CDER regulates nearly all pharmaceutical products, including branded and biologic medicines, as well as many biological products and some combination products, depending on their primary mechanism of action.
For a novel product, usually submitted in the form of either a new drug application (NDA) or a biologics licensing application (BLA), the center requires the submission of clinical data in order to show that it is both safe and efficacious before considering it for approval.
The point of the guidance, Providing Submissions in Electronic Format - Summary Level Clinical Site Data for CDER's Inspection Planning, "is to assist applicants in the submission of a clinical dataset that describes and summarizes the characteristics and outcomes of clinical investigations at the level of the individual study site (summary level clinical site data)," FDA explained.
That data, in turn, is intended to facilitate CDER's ability to take what regulators called a "risk-based approach" for conducting on-site inspections, which FDA says is necessary to evaluate the integrity of data submitted in support of an NDA or BLA. Inspected entities might include the institutional review board (IRB), the clinical investigation site, the contract research organization (CRO), the sponsor or the clinical investigators.

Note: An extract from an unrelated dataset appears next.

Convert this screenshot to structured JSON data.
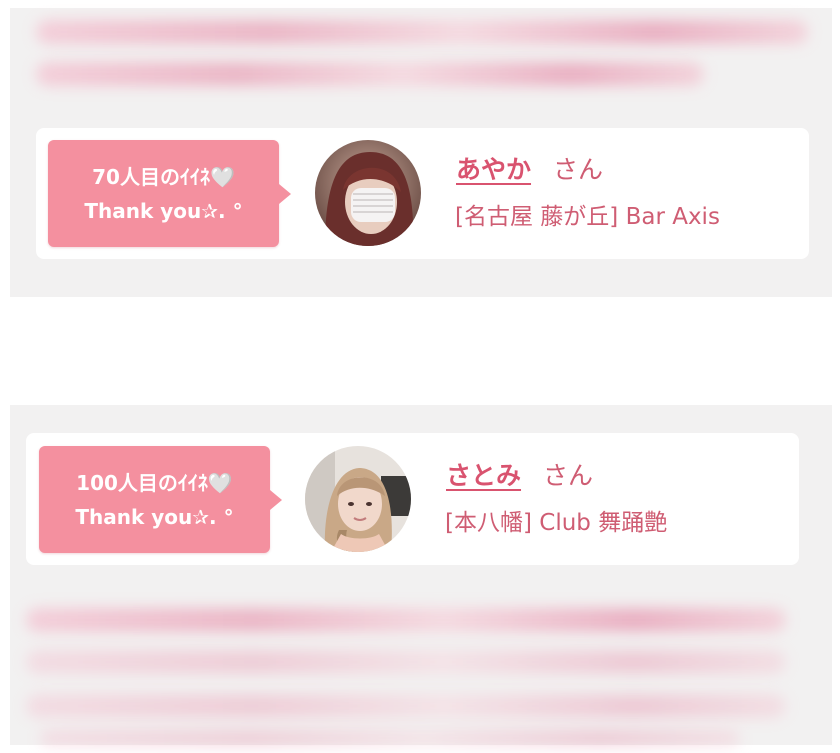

While this responsibility is not new, FDA said its increasingly tight deadlines under the new Prescription Drug User Fee Act (PDUFA) reauthorization mean that in order for it to meet its review performance goals, it must accomplish its duties to inspect even faster. "To facilitate timely selection of inspection sites, CDER must have sufficient data from the sponsor to identify which sites will provide the necessary information for the review of the application," FDA explained.
The present format of these data, FDA continued, is inefficient in that it presents the data at the subject, rather than site, level. "CDER has determined that to plan efficiently for clinical site inspections and to meet the PDUFA goal dates for marketing applications, CDER prefers to receive summary level clinical site data."
These data are typically submitted to CDER during the filing determination and review planning phases.
CDER said that it has already experimented with the submission of such data in a pilot program, and that the use of summary level clinical data has facilitated a "more efficient site selection" for inspections.
Under the new system, CDER said it "anticipates that site inspections will be conducted earlier in the review cycle," allowing for a faster and more efficient review by FDA, as well as more time and opportunities for sponsors to address regulatory issues earlier in the review process.
So what should the clinical data application include?
"A single summary level clinical site dataset should contain data from all major (e.g., pivotal) studies used to support safety and efficacy in the application, including studies with different treatment indications," FDA explains in the draft guidance. "For each major study used to support safety and efficacy, data should be submitted by clinical site and treatment arm for the intent-to-treat (ITT) population. For clinical investigator sites involved in multiple studies in support of an application, applicants should provide the data independently for each study within the dataset."
"When in doubt about what constitutes a 'major' study, applicants should consult the relevant review division," FDA concluded. Regulators said sponsors should refer to a number of other guidance documents for additional requirements related to the submission of clinical data.
Tags: Clinical Data, clinical trials, PDUFA